Adria Otte creates music inspired from a diverse musical background that includes classical violin studies, rock bands, traditional Korean drumming, free improvisation, and experimental electronic music. As a multi-instrumentalist, she has performed improvised and composed works on violin, electric guitar, and both digital and analog electronics. As a sound designer and composer she contributes to dance and theater productions as well as collaborations with video and visual artists.

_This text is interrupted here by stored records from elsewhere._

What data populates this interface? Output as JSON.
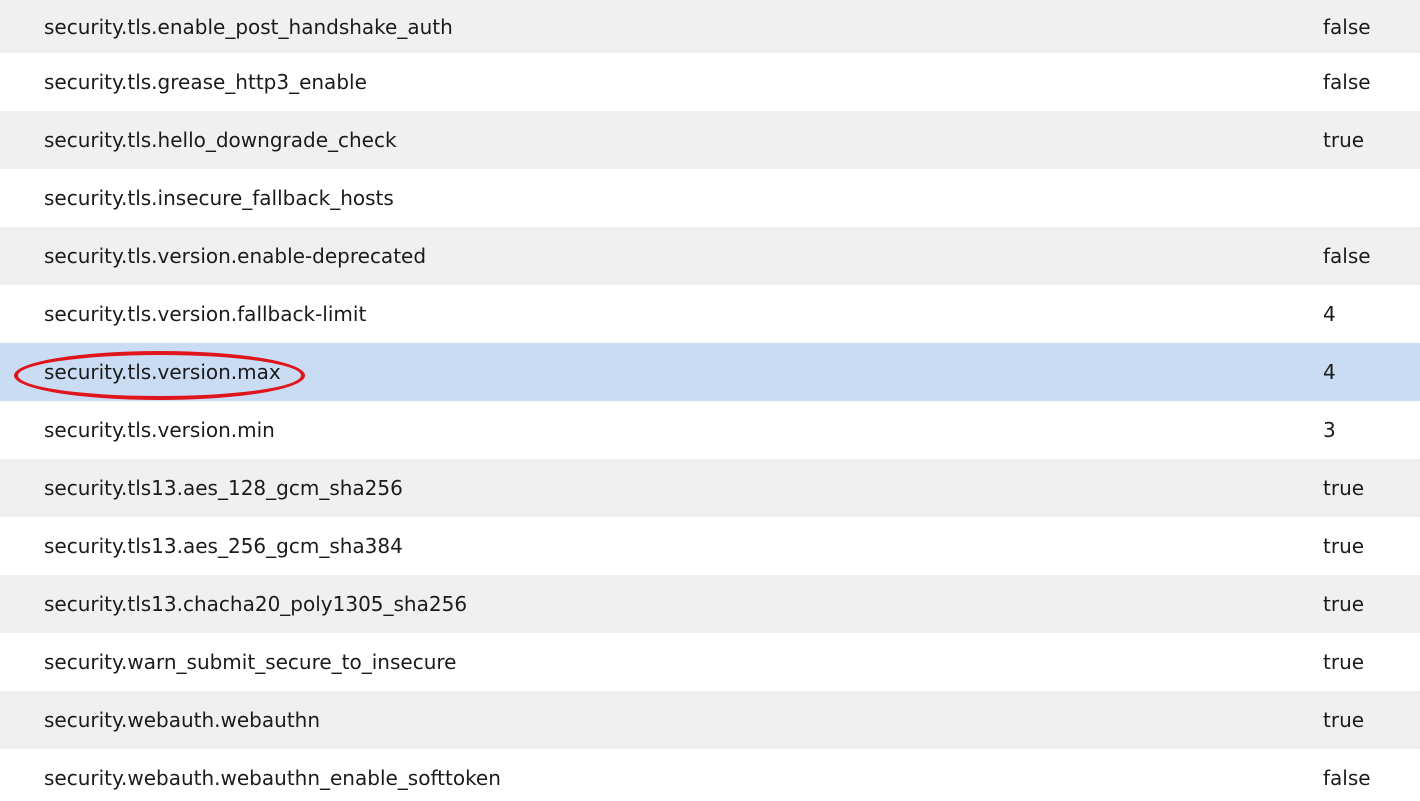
{
  "preferences": [
    {
      "name": "security.tls.enable_post_handshake_auth",
      "value": "false",
      "selected": false
    },
    {
      "name": "security.tls.grease_http3_enable",
      "value": "false",
      "selected": false
    },
    {
      "name": "security.tls.hello_downgrade_check",
      "value": "true",
      "selected": false
    },
    {
      "name": "security.tls.insecure_fallback_hosts",
      "value": "",
      "selected": false
    },
    {
      "name": "security.tls.version.enable-deprecated",
      "value": "false",
      "selected": false
    },
    {
      "name": "security.tls.version.fallback-limit",
      "value": "4",
      "selected": false
    },
    {
      "name": "security.tls.version.max",
      "value": "4",
      "selected": true
    },
    {
      "name": "security.tls.version.min",
      "value": "3",
      "selected": false
    },
    {
      "name": "security.tls13.aes_128_gcm_sha256",
      "value": "true",
      "selected": false
    },
    {
      "name": "security.tls13.aes_256_gcm_sha384",
      "value": "true",
      "selected": false
    },
    {
      "name": "security.tls13.chacha20_poly1305_sha256",
      "value": "true",
      "selected": false
    },
    {
      "name": "security.warn_submit_secure_to_insecure",
      "value": "true",
      "selected": false
    },
    {
      "name": "security.webauth.webauthn",
      "value": "true",
      "selected": false
    },
    {
      "name": "security.webauth.webauthn_enable_softtoken",
      "value": "false",
      "selected": false
    }
  ],
  "annotation": {
    "type": "ellipse",
    "color": "#e0141b",
    "target": "security.tls.version.max"
  },
  "colors": {
    "row_alt": "#f0f0f0",
    "row_selected": "#c9dcf3"
  }
}
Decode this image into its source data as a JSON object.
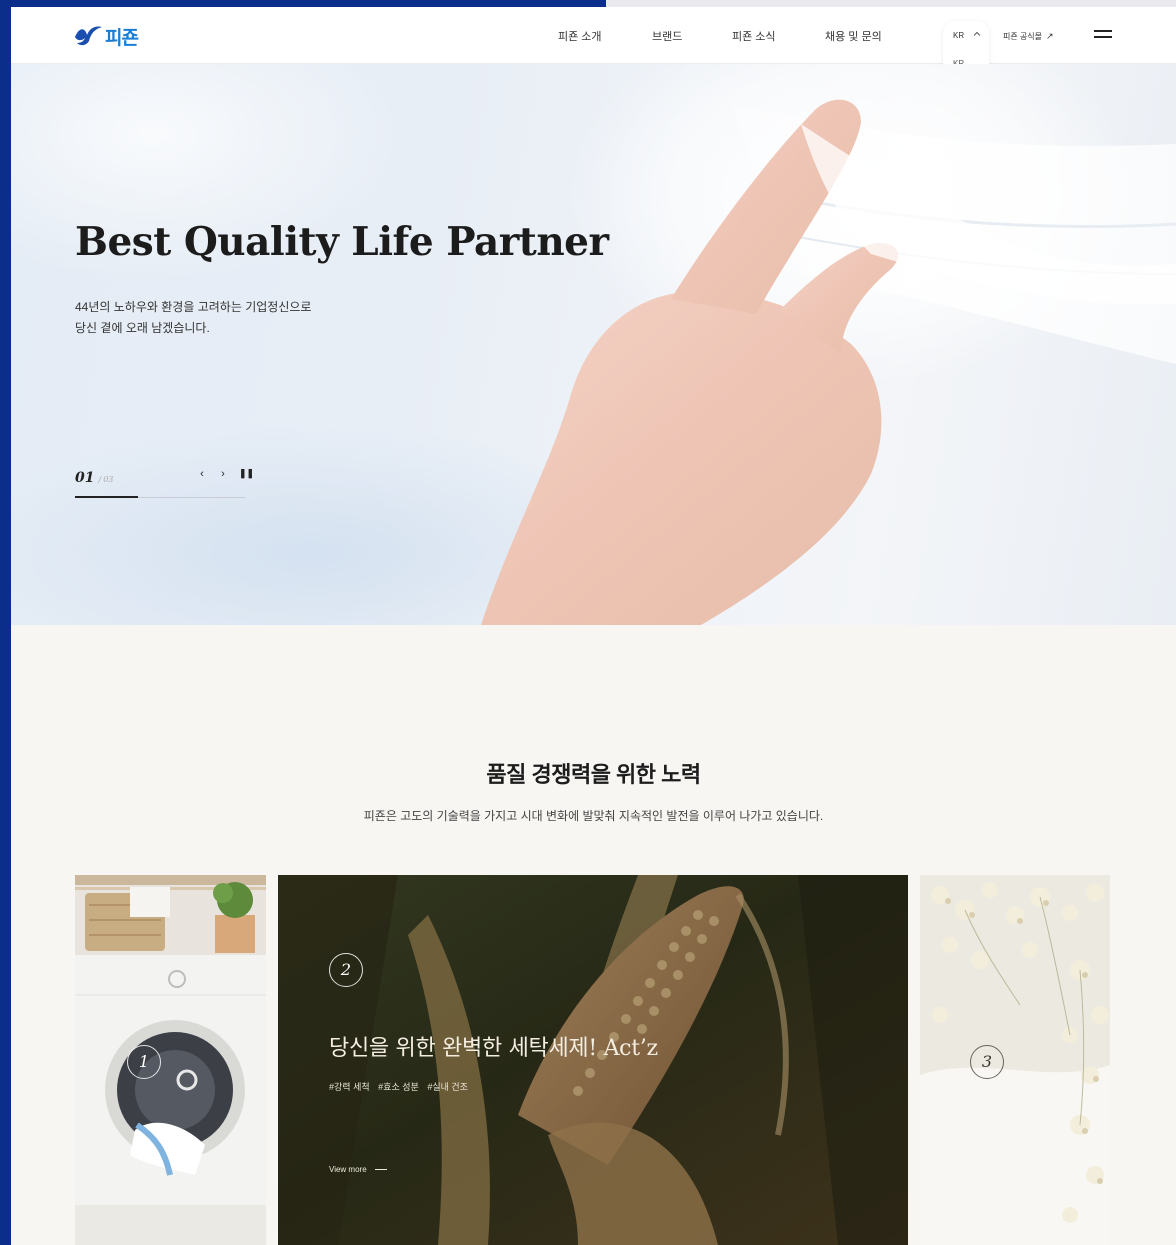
{
  "brand": {
    "logo_text": "피죤"
  },
  "nav": {
    "items": [
      {
        "label": "피죤 소개"
      },
      {
        "label": "브랜드"
      },
      {
        "label": "피죤 소식"
      },
      {
        "label": "채용 및 문의"
      }
    ]
  },
  "language": {
    "current": "KR",
    "options": [
      "KR",
      "EN"
    ]
  },
  "shop_link": {
    "label": "피죤 공식몰",
    "arrow": "↗"
  },
  "hero": {
    "title": "Best Quality Life Partner",
    "subtitle_lines": [
      "44년의 노하우와 환경을 고려하는 기업정신으로",
      "당신 곁에 오래 남겠습니다."
    ],
    "pager": {
      "current": "01",
      "separator": "/",
      "total": "03"
    },
    "controls": {
      "prev": "‹",
      "next": "›",
      "pause": "⏸"
    },
    "progress": 0.37
  },
  "section": {
    "title": "품질 경쟁력을 위한 노력",
    "subtitle": "피죤은 고도의 기술력을 가지고 시대 변화에 발맞춰 지속적인 발전을 이루어 나가고 있습니다."
  },
  "cards": [
    {
      "number": "1"
    },
    {
      "number": "2",
      "title": "당신을 위한 완벽한 세탁세제! Act’z",
      "tags": [
        "#강력 세척",
        "#효소 성분",
        "#실내 건조"
      ],
      "more": "View more"
    },
    {
      "number": "3"
    }
  ],
  "colors": {
    "brand_blue": "#0b2e8a",
    "logo_blue": "#1a7fd4",
    "background": "#f7f6f3"
  },
  "icons": {
    "menu": "hamburger-icon",
    "lang_toggle": "chevron-up-icon",
    "external": "arrow-up-right-icon"
  }
}
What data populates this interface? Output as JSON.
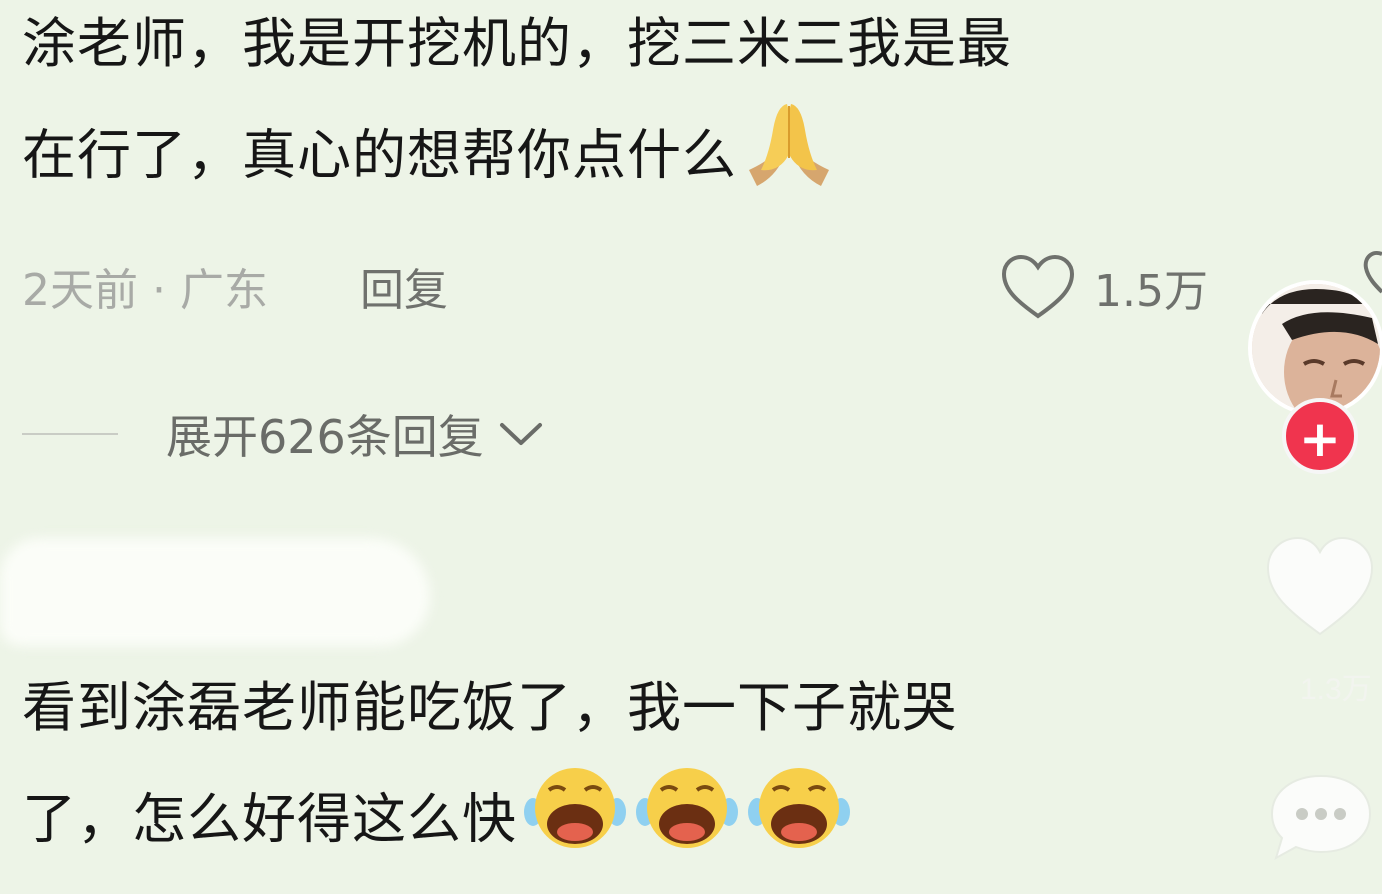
{
  "comments": [
    {
      "lines": [
        "涂老师，我是开挖机的，挖三米三我是最",
        "在行了，真心的想帮你点什么"
      ],
      "emoji_icon": "folded-hands-icon",
      "time_location": "2天前 · 广东",
      "reply_label": "回复",
      "like_count": "1.5万",
      "expand_label": "展开626条回复"
    },
    {
      "lines": [
        "看到涂磊老师能吃饭了，我一下子就哭",
        "了，怎么好得这么快"
      ],
      "emoji_icons": [
        "crying-face-icon",
        "crying-face-icon",
        "crying-face-icon"
      ]
    }
  ],
  "side_rail": {
    "follow_label": "+",
    "like_count": "1.3万"
  },
  "colors": {
    "background": "#edf4e7",
    "follow_red": "#f0344e",
    "meta_gray": "#a8aaa6"
  }
}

José María Francos (Lighting Designer) After a short career as a dancer and forced to leave his native Argentina for political reasons, Francos made the Bay Area his home. He has designed for Opera, Ballet and Theater among them Oakland Opera, Oakland Ballet, The Wall Flower Order, Joseph’s Papp  NYC/San Francisco Festival Latino, June Watanabe In Dance, Vanessa Redgrave’s Amnesty International Festival, Ellen Bromberg Ensemble, Joanna Haigood’s Zaccho Dance Theater, Robert Moses KIN, Dance Brigade, Dohee Lee Performance Projects, Amara Tabor Smith, Edris Cooper-Anifowoshe, NAKA Dance Theater and The Eastside Arts Alliance Artist In Resistance showcases and residencies. He worked for many years as Director of Production and Technical Director for Yerba Buena Center for the Arts in San Francisco from which he retired in 2017. Since then he has continued to work as a freelance theatrical designer.

Dana Kawano (Ritual Wear Designer and Scenic/Installation Visual Artist) is versed in a multitude of artistic mediums. Her focus is to create ‘visual landscapes’ of elaborate wearable and/or scenic art that incorporate textiles, found materials and traditional mediums while integrating cultural/ritual layering to tell the story.

Emily Encina is a queer, mixed Corean in diaspora. For the past 5 years with the support of Dohee Lee, they have been cultivating a relationship to ancestors and spirit through community ritual, traditional Corean drumming, movement arts and videomaking.

JaeEun Jun (they/them) is continually exploring what liberation, decolonizing and wholeness means as a corean person in diaspora on turtle island through music and sound, legal advocacy with communities impacted by incarceration, and building relationships with plants, seeds, ancestors and their stories.


Puri Arts MU-Chilseong Saenamgut (Duringut): Ritual for Sickness performance is supported by Gibney Dance, Yerba Buena Center for the Arts, REDCAT, Eastside Arts Alliance, Hewlett 50 Arts Commission in Music, NEFA National Dance Project, Guggenheim Foundation, AHL Foundation 2021 Art Fellowship, California Arts Council, Creative Work Fund, Creative Capital, and the Puri Arts community.

COVID-19 Safety Policies at Gibney Center

Masks are required for all audience members attending live performances at Gibney Center. Proof of vaccination is no longer required. Nonetheless, Gibney encourages all who are eligible to maintain up-to-date vaccination status in accordance with CDC Guidelines.

Photo by Scott Tsuchitani.